The Best of Grossman and Orton Will Not Compare to Cutler

Adam FedermanContributor IMay 26, 2009

LAKE FOREST, IL - MAY 20:  Jay Cutler #6 of the Chicago Bears and offensive coordinator Ron Turner discuss a play during an organized team activity (OTA) practice on May 20, 2009 at Halas Hall in Lake Forest, Illinois.  (Photo by Jonathan Daniel/Getty Images)

 Jay Cutler, Orlando Pace, Frank Omiyale, and Chris Williams are new, probable starters for the Bears offense this season.  

What should be expected of Chicago's offense with all the changes made?

One possible way to look at it would be to imagine all the good things that the Bears did when Grossman and Orton were succeeding at QB.  With Grossman they threw the ball long successfully and weren't afraid to go deep.  

When they were most successful with Orton they ran the ball well, used the TEs perfectly, threw the ball to the RB coming out of the backfield, and kept the chains moving.  

Cutler can do all of that.

Jay Cutler will give Ron Turner the ability to go through his playbook without filter.  He won't have to second guess calling a long play.  He won't have to fear the defensive pressure on every snap and worry about the QB turtleing and taking a sack.  He can be confident that his line can block and his QB can complete a play.

Even with the change of QB and offensive line, sacks will still occur.  Even Jay Cutler isn't perfect.  But compare last year's statistics among Cutler and Orton and you'll see a glaring difference. 

In 2008 Orton was sacked 27 times, Cutler 11.  That's with Cutler attempting 616 passing attempts, 150 more passes than Orton. 

In 2006, when Grossman was at his best, he was sacked 21 times on 480 passing attempts.  In other words, even when Grossman and Orton had their best seasons with Chicago, they weren't as good as what we can expect from Cutler this upcoming season.

How will this affect the play calling?

Expect the Bears to continue to use the two TE sets they ran last year.  It's extremely useful for concealing what they want to run and it's also a formation that provides a tremendous amount of flexibility for them.

It's hard to guess what the Bears will do with three established TEs and one up-and-coming one in Kellen Davis.  With the perceived lack of depth at receiver right now, expect the Bears to utilize the TEs often.

With the two receiving TEs the Bears have, Desmond Clark and Greg Olsen, the Bears can still effectively run block and shift the formation to create receiving mismatches for Cutler to take advantage of.   This set also allows them to put Forte in motion to create an empty backfield, more targets, and create favorable matchups all over the field for Cutler.

Another possibility, with the addition of TE Michael Gains, could be for the Bears to begin heavy use of the I formation.  Gains could line up as a FB and be a lead blocker for Forte or supply backfield pass blocking instead.  
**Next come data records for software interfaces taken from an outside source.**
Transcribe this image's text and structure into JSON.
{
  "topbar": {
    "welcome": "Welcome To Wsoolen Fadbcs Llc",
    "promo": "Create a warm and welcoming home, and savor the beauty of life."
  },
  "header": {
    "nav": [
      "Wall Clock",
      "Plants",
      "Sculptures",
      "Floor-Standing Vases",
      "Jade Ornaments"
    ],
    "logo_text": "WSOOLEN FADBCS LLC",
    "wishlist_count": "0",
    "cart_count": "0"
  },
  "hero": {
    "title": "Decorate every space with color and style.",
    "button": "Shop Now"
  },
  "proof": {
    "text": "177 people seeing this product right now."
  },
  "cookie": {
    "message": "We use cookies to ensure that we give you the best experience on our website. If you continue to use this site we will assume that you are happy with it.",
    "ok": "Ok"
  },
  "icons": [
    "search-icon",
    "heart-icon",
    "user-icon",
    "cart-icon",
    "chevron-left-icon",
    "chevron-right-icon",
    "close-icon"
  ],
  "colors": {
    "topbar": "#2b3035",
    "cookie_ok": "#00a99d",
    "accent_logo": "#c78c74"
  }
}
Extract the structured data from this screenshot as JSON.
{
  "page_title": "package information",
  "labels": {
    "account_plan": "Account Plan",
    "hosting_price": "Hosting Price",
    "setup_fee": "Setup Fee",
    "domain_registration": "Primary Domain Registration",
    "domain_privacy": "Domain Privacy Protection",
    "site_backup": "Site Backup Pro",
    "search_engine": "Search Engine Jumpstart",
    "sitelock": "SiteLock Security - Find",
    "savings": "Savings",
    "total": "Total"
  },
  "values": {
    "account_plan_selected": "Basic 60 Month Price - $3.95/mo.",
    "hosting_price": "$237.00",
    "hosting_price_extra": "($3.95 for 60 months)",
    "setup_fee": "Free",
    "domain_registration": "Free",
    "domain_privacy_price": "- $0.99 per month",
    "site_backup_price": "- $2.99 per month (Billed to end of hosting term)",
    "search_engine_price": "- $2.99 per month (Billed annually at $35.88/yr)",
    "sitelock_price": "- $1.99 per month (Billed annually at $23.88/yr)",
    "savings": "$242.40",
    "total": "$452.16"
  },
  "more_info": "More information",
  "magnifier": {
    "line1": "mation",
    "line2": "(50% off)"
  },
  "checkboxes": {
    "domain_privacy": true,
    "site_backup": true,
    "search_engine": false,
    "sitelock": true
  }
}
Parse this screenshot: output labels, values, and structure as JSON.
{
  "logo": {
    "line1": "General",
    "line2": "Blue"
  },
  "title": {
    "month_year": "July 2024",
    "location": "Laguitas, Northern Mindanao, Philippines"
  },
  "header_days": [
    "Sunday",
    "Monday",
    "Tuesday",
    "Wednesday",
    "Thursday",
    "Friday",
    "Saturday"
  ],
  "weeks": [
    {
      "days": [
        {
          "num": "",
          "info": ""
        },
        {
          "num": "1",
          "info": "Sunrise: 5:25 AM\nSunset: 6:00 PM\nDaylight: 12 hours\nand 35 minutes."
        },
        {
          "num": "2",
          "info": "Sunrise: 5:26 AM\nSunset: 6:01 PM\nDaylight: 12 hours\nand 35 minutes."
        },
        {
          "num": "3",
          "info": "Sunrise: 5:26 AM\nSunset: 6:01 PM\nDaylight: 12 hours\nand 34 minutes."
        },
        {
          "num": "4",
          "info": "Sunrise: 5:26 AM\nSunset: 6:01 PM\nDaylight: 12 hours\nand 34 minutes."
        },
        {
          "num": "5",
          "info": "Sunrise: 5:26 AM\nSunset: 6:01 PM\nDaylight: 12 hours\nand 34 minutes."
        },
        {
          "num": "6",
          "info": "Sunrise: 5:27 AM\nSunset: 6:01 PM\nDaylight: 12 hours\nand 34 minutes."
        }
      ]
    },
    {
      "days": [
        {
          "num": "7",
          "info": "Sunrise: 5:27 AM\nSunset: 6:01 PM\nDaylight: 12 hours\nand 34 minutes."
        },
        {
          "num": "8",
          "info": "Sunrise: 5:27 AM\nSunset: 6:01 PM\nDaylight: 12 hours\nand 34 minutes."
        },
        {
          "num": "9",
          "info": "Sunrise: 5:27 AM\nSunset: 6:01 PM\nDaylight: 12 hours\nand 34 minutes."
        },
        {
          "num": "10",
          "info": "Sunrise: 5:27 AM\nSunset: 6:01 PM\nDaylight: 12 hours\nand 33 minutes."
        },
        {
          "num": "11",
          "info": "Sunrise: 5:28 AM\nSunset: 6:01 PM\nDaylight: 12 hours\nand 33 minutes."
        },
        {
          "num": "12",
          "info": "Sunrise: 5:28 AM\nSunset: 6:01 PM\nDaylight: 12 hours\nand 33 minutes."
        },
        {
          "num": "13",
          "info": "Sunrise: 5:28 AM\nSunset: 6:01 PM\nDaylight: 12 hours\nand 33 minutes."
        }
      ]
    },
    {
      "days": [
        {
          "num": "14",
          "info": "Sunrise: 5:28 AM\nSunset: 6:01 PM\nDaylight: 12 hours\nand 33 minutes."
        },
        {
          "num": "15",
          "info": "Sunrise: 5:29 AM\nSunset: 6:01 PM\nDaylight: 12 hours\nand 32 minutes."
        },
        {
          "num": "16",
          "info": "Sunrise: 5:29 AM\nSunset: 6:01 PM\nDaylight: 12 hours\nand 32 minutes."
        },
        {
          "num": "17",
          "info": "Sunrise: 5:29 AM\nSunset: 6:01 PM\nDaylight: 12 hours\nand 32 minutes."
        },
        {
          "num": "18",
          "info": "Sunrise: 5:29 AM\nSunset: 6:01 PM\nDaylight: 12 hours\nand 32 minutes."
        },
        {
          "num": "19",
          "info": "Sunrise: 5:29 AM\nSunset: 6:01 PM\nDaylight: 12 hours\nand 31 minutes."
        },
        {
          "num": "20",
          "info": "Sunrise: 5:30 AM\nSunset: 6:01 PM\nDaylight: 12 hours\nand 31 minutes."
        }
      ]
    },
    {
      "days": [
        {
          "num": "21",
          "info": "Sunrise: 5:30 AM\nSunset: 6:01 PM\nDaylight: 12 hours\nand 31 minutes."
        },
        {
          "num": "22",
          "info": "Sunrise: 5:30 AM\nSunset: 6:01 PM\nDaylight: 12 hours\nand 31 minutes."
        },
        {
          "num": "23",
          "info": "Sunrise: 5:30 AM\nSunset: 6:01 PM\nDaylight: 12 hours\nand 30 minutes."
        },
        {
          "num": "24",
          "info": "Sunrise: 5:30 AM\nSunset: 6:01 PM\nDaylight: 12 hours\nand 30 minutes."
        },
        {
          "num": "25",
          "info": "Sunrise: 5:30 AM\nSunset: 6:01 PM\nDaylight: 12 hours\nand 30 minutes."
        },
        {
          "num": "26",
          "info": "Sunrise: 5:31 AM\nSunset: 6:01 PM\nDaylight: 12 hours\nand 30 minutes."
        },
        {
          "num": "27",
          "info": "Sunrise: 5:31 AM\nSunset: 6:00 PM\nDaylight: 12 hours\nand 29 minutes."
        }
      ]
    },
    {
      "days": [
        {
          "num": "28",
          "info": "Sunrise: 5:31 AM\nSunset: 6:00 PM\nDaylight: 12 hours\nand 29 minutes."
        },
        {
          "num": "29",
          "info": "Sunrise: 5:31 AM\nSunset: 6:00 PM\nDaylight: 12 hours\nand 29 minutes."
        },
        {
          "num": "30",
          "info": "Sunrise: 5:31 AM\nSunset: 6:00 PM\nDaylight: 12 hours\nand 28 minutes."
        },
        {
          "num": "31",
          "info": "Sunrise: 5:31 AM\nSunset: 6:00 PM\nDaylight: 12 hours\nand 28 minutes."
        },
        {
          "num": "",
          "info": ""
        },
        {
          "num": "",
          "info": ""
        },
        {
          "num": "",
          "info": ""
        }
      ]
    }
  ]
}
Gains could also go in motion from the I formation to give the Bears more flexibility on an audible and again, create mismatches for Cutler to take advantage of. 

The Bears attempted to do this last year with Olsen a few times, but Olsen's run blocking wasn't as good as Gains' blocking is supposed to be.   This could be the reason the Bears decided to sign Gains this off season.

The increase in multiple TE sets will force defenses to line up in man situations that Cutler will be able to take advantage of in the passing game.  The more Chicago uses the TEs in the passing game, the more  difficult it will be for an opposing defense to determine if the Bears are running or passing.  

In short, Chicago,  a team that has traditionally used the threat of running to set up the pass, may be able to use the threat of passing to set up the run.  The changes the Bears made in the offseason will make this offense dangerous.